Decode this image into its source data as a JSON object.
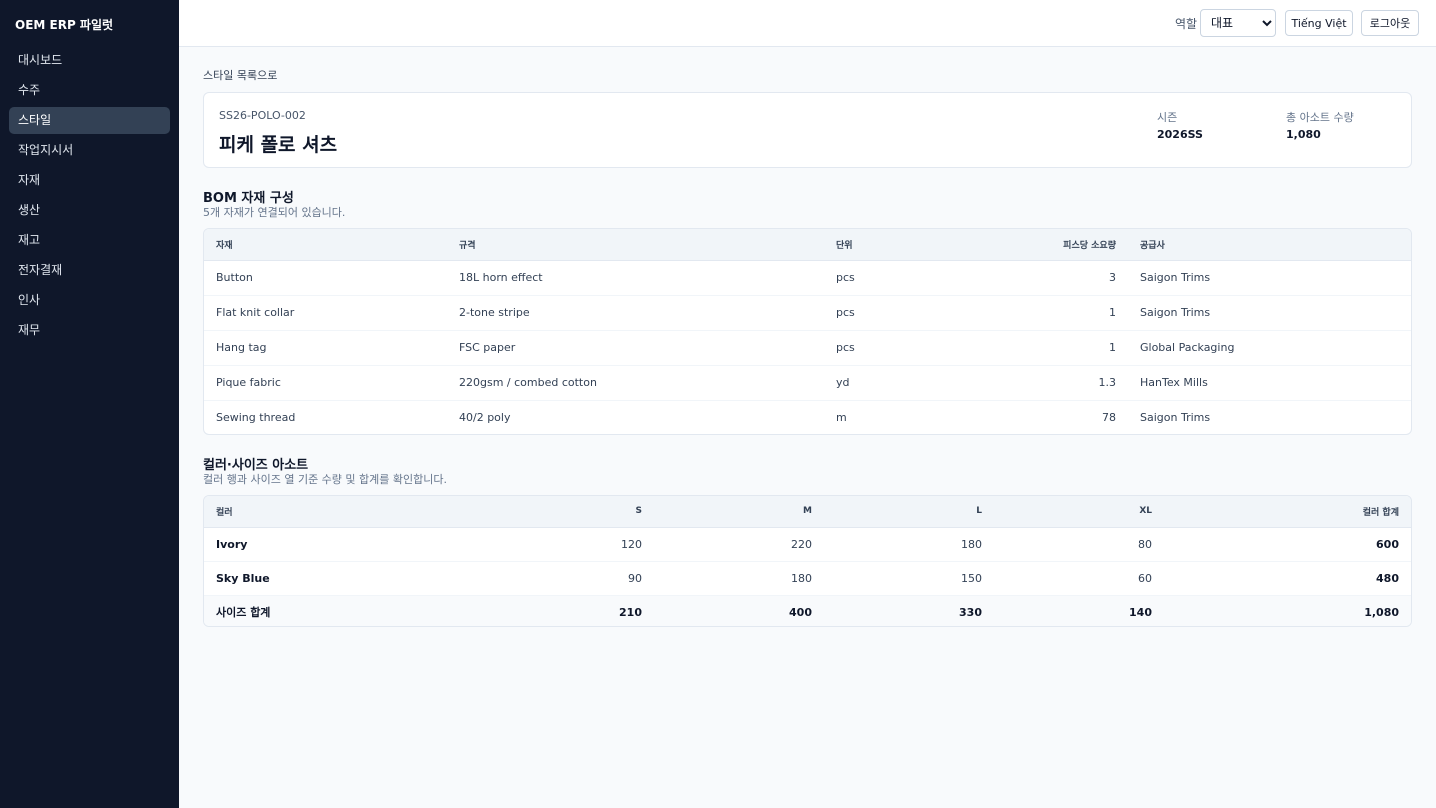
{
  "sidebar": {
    "brand": "OEM ERP 파일럿",
    "items": [
      {
        "label": "대시보드",
        "active": false
      },
      {
        "label": "수주",
        "active": false
      },
      {
        "label": "스타일",
        "active": true
      },
      {
        "label": "작업지시서",
        "active": false
      },
      {
        "label": "자재",
        "active": false
      },
      {
        "label": "생산",
        "active": false
      },
      {
        "label": "재고",
        "active": false
      },
      {
        "label": "전자결재",
        "active": false
      },
      {
        "label": "인사",
        "active": false
      },
      {
        "label": "재무",
        "active": false
      }
    ]
  },
  "header": {
    "role_label": "역할",
    "role_selected": "대표",
    "lang_button": "Tiếng Việt",
    "logout_button": "로그아웃"
  },
  "style": {
    "back_link": "스타일 목록으로",
    "code": "SS26-POLO-002",
    "name": "피케 폴로 셔츠",
    "season_label": "시즌",
    "season_value": "2026SS",
    "total_label": "총 아소트 수량",
    "total_value": "1,080"
  },
  "bom": {
    "title": "BOM 자재 구성",
    "description": "5개 자재가 연결되어 있습니다.",
    "columns": [
      "자재",
      "규격",
      "단위",
      "피스당 소요량",
      "공급사"
    ],
    "rows": [
      [
        "Button",
        "18L horn effect",
        "pcs",
        "3",
        "Saigon Trims"
      ],
      [
        "Flat knit collar",
        "2-tone stripe",
        "pcs",
        "1",
        "Saigon Trims"
      ],
      [
        "Hang tag",
        "FSC paper",
        "pcs",
        "1",
        "Global Packaging"
      ],
      [
        "Pique fabric",
        "220gsm / combed cotton",
        "yd",
        "1.3",
        "HanTex Mills"
      ],
      [
        "Sewing thread",
        "40/2 poly",
        "m",
        "78",
        "Saigon Trims"
      ]
    ]
  },
  "assortment": {
    "title": "컬러·사이즈 아소트",
    "description": "컬러 행과 사이즈 열 기준 수량 및 합계를 확인합니다.",
    "columns": [
      "컬러",
      "S",
      "M",
      "L",
      "XL",
      "컬러 합계"
    ],
    "rows": [
      [
        "Ivory",
        "120",
        "220",
        "180",
        "80",
        "600"
      ],
      [
        "Sky Blue",
        "90",
        "180",
        "150",
        "60",
        "480"
      ]
    ],
    "total_row": [
      "사이즈 합계",
      "210",
      "400",
      "330",
      "140",
      "1,080"
    ]
  }
}
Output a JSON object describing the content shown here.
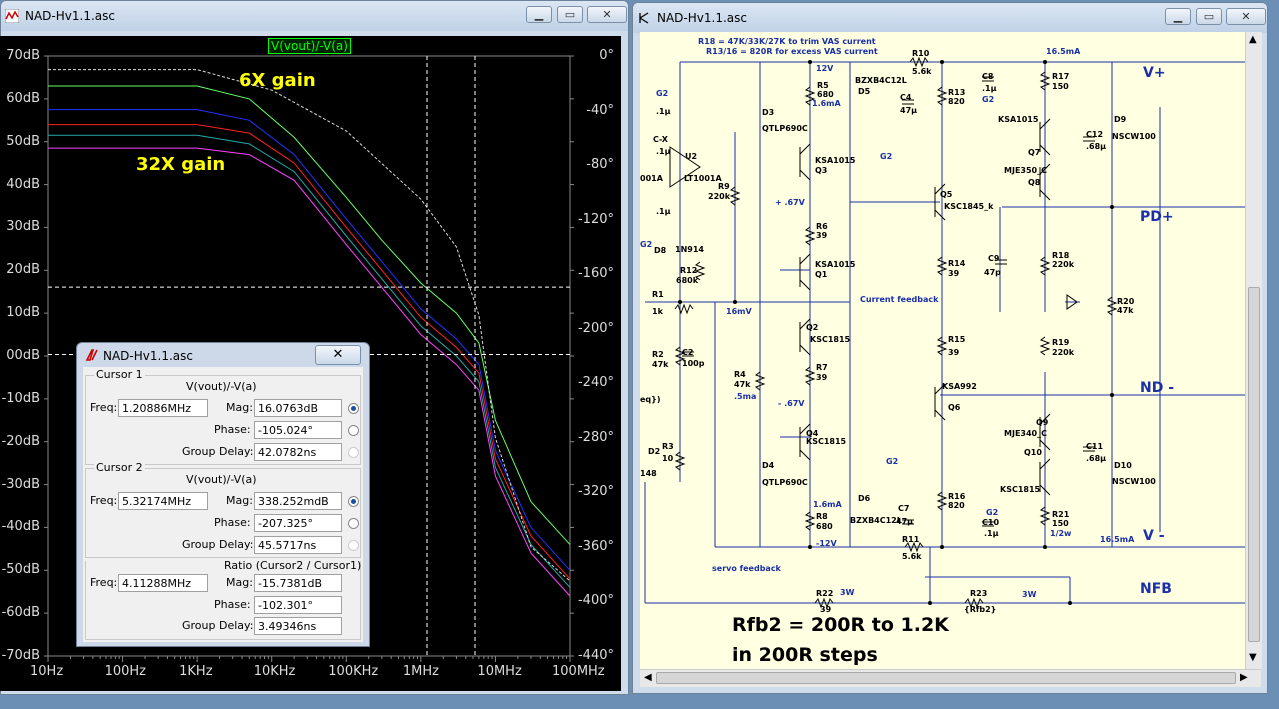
{
  "plot_window": {
    "title": "NAD-Hv1.1.asc",
    "trace_label": "V(vout)/-V(a)",
    "annotations": {
      "gain_6x": "6X gain",
      "gain_32x": "32X gain"
    },
    "colors": {
      "trace": "#00ff00",
      "background": "#000000",
      "cursor": "#ffffff"
    }
  },
  "chart_data": {
    "type": "line",
    "title": "V(vout)/-V(a)",
    "x_ticks": [
      "10Hz",
      "100Hz",
      "1KHz",
      "10KHz",
      "100KHz",
      "1MHz",
      "10MHz",
      "100MHz"
    ],
    "y_ticks": [
      "70dB",
      "60dB",
      "50dB",
      "40dB",
      "30dB",
      "20dB",
      "10dB",
      "00dB",
      "-10dB",
      "-20dB",
      "-30dB",
      "-40dB",
      "-50dB",
      "-60dB",
      "-70dB"
    ],
    "phase_ticks": [
      "0°",
      "-40°",
      "-80°",
      "-120°",
      "-160°",
      "-200°",
      "-240°",
      "-280°",
      "-320°",
      "-360°",
      "-400°",
      "-440°"
    ],
    "xlim": [
      10,
      100000000
    ],
    "ylim": [
      -70,
      70
    ],
    "phase_lim": [
      -440,
      0
    ],
    "x_scale": "log",
    "grid": false,
    "series": [
      {
        "color": "#66ff66",
        "x": [
          10,
          1000,
          5000,
          20000,
          100000,
          300000,
          1000000,
          3000000,
          6000000,
          10000000,
          30000000,
          100000000
        ],
        "y": [
          63,
          63,
          60,
          51,
          37,
          27,
          17,
          10,
          3,
          -15,
          -34,
          -44
        ]
      },
      {
        "color": "#2233ff",
        "x": [
          10,
          1000,
          5000,
          20000,
          100000,
          300000,
          1000000,
          3000000,
          6000000,
          10000000,
          30000000,
          100000000
        ],
        "y": [
          57.5,
          57.5,
          55,
          47,
          32,
          22,
          11,
          4,
          -2,
          -22,
          -40,
          -50
        ]
      },
      {
        "color": "#ff2222",
        "x": [
          10,
          1000,
          5000,
          20000,
          100000,
          300000,
          1000000,
          3000000,
          6000000,
          10000000,
          30000000,
          100000000
        ],
        "y": [
          54,
          54,
          52,
          45,
          30,
          20,
          9,
          2,
          -4,
          -24,
          -42,
          -52
        ]
      },
      {
        "color": "#22aaaa",
        "x": [
          10,
          1000,
          5000,
          20000,
          100000,
          300000,
          1000000,
          3000000,
          6000000,
          10000000,
          30000000,
          100000000
        ],
        "y": [
          51.5,
          51.5,
          49.5,
          43,
          28,
          18,
          7,
          0,
          -6,
          -26,
          -44,
          -54
        ]
      },
      {
        "color": "#ff44ff",
        "x": [
          10,
          1000,
          5000,
          20000,
          100000,
          300000,
          1000000,
          3000000,
          6000000,
          10000000,
          30000000,
          100000000
        ],
        "y": [
          48.5,
          48.5,
          47,
          41,
          26,
          16,
          5,
          -2,
          -8,
          -28,
          -46,
          -56
        ]
      }
    ],
    "phase_series": {
      "color": "#dddddd",
      "x": [
        10,
        1000,
        10000,
        100000,
        1000000,
        3000000,
        6000000,
        10000000,
        30000000,
        100000000
      ],
      "y": [
        -10,
        -10,
        -25,
        -55,
        -105,
        -140,
        -190,
        -280,
        -360,
        -385
      ]
    },
    "cursors": [
      {
        "x": 1208860,
        "y": 16.0763
      },
      {
        "x": 5321740,
        "y": 0.338252
      }
    ]
  },
  "cursor_dialog": {
    "title": "NAD-Hv1.1.asc",
    "close_label": "✕",
    "cursor1": {
      "group": "Cursor 1",
      "expr": "V(vout)/-V(a)",
      "freq_label": "Freq:",
      "freq": "1.20886MHz",
      "mag_label": "Mag:",
      "mag": "16.0763dB",
      "phase_label": "Phase:",
      "phase": "-105.024°",
      "gd_label": "Group Delay:",
      "gd": "42.0782ns"
    },
    "cursor2": {
      "group": "Cursor 2",
      "expr": "V(vout)/-V(a)",
      "freq_label": "Freq:",
      "freq": "5.32174MHz",
      "mag_label": "Mag:",
      "mag": "338.252mdB",
      "phase_label": "Phase:",
      "phase": "-207.325°",
      "gd_label": "Group Delay:",
      "gd": "45.5717ns"
    },
    "ratio": {
      "group": "Ratio (Cursor2 / Cursor1)",
      "freq_label": "Freq:",
      "freq": "4.11288MHz",
      "mag_label": "Mag:",
      "mag": "-15.7381dB",
      "phase_label": "Phase:",
      "phase": "-102.301°",
      "gd_label": "Group Delay:",
      "gd": "3.49346ns"
    }
  },
  "schematic_window": {
    "title": "NAD-Hv1.1.asc",
    "notes": {
      "n1": "R18 = 47K/33K/27K to trim VAS current",
      "n2": "R13/16 = 820R for excess VAS current"
    },
    "nets": {
      "vplus": "V+",
      "pdplus": "PD+",
      "ndminus": "ND -",
      "vminus": "V -",
      "nfb": "NFB"
    },
    "big_text": {
      "line1": "Rfb2 = 200R to 1.2K",
      "line2": "in 200R steps"
    },
    "labels": {
      "r10": "R10",
      "r10v": "5.6k",
      "i165a": "16.5mA",
      "v12": "12V",
      "r5": "R5",
      "r5v": "680",
      "ma16": "1.6mA",
      "bzx": "BZXB4C12L",
      "d5": "D5",
      "c4": "C4",
      "c4v": "47µ",
      "g2a": "G2",
      "r13": "R13",
      "r13v": "820",
      "c8": "C8",
      "c8v": ".1µ",
      "g2b": "G2",
      "r17": "R17",
      "r17v": "150",
      "ksa1015a": "KSA1015",
      "q7": "Q7",
      "c12": "C12",
      "c12v": ".68µ",
      "d9": "D9",
      "nscw": "NSCW100",
      "mje350": "MJE350_C",
      "q8": "Q8",
      "g2c": "G2",
      "c1": ".1µ",
      "cx": "C-X",
      "cxv": ".1µ",
      "u2": "U2",
      "lt1001": "LT1001A",
      "lt1001b": "001A",
      "d3": "D3",
      "qtlp": "QTLP690C",
      "ksa1015b": "KSA1015",
      "q3": "Q3",
      "r9": "R9",
      "r9v": "220k",
      "q5": "Q5",
      "ksc1845": "KSC1845_k",
      "v67p": "+ .67V",
      "r6": "R6",
      "r6v": "39",
      "c2v": ".1µ",
      "g2d": "G2",
      "d8": "D8",
      "in914": "1N914",
      "r12": "R12",
      "r12v": "680k",
      "r14": "R14",
      "r14v": "39",
      "c9": "C9",
      "c9v": "47p",
      "r18": "R18",
      "r18v": "220k",
      "ksa1015c": "KSA1015",
      "q1": "Q1",
      "cf": "Current feedback",
      "r1": "R1",
      "r1v": "1k",
      "mv16": "16mV",
      "r20": "R20",
      "r20v": "47k",
      "q2": "Q2",
      "ksc1815a": "KSC1815",
      "r15": "R15",
      "r15v": "39",
      "r19": "R19",
      "r19v": "220k",
      "r2": "R2",
      "r2v": "47k",
      "c2": "C2",
      "c2b": "100p",
      "r7": "R7",
      "r7v": "39",
      "r4": "R4",
      "r4v": "47k",
      "ma5": ".5ma",
      "ksa992": "KSA992",
      "q6": "Q6",
      "eq": "eq})",
      "v67n": "- .67V",
      "q9": "Q9",
      "mje340": "MJE340_C",
      "c11": "C11",
      "c11v": ".68µ",
      "q4": "Q4",
      "ksc1815b": "KSC1815",
      "r3": "R3",
      "r3v": "10",
      "d2": "D2",
      "d148": "148",
      "q10": "Q10",
      "g2e": "G2",
      "d4": "D4",
      "qtlp2": "QTLP690C",
      "ksc1815c": "KSC1815",
      "d10": "D10",
      "nscw2": "NSCW100",
      "ma16b": "1.6mA",
      "d6": "D6",
      "bzx2": "BZXB4C12L",
      "c7": "C7",
      "c7v": "47µ",
      "r16": "R16",
      "r16v": "820",
      "g2f": "G2",
      "c10": "C10",
      "c10v": ".1µ",
      "r21": "R21",
      "r21v": "150",
      "r8": "R8",
      "r8v": "680",
      "v12n": "-12V",
      "r11": "R11",
      "r11v": "5.6k",
      "w12": "1/2w",
      "i165b": "16.5mA",
      "servo": "servo feedback",
      "r22": "R22",
      "r22v": "39",
      "w3a": "3W",
      "r23": "R23",
      "r23v": "{Rfb2}",
      "w3b": "3W"
    }
  }
}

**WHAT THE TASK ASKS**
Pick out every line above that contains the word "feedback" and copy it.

**RESULT**
      "cf": "Current feedback",
      "servo": "servo feedback",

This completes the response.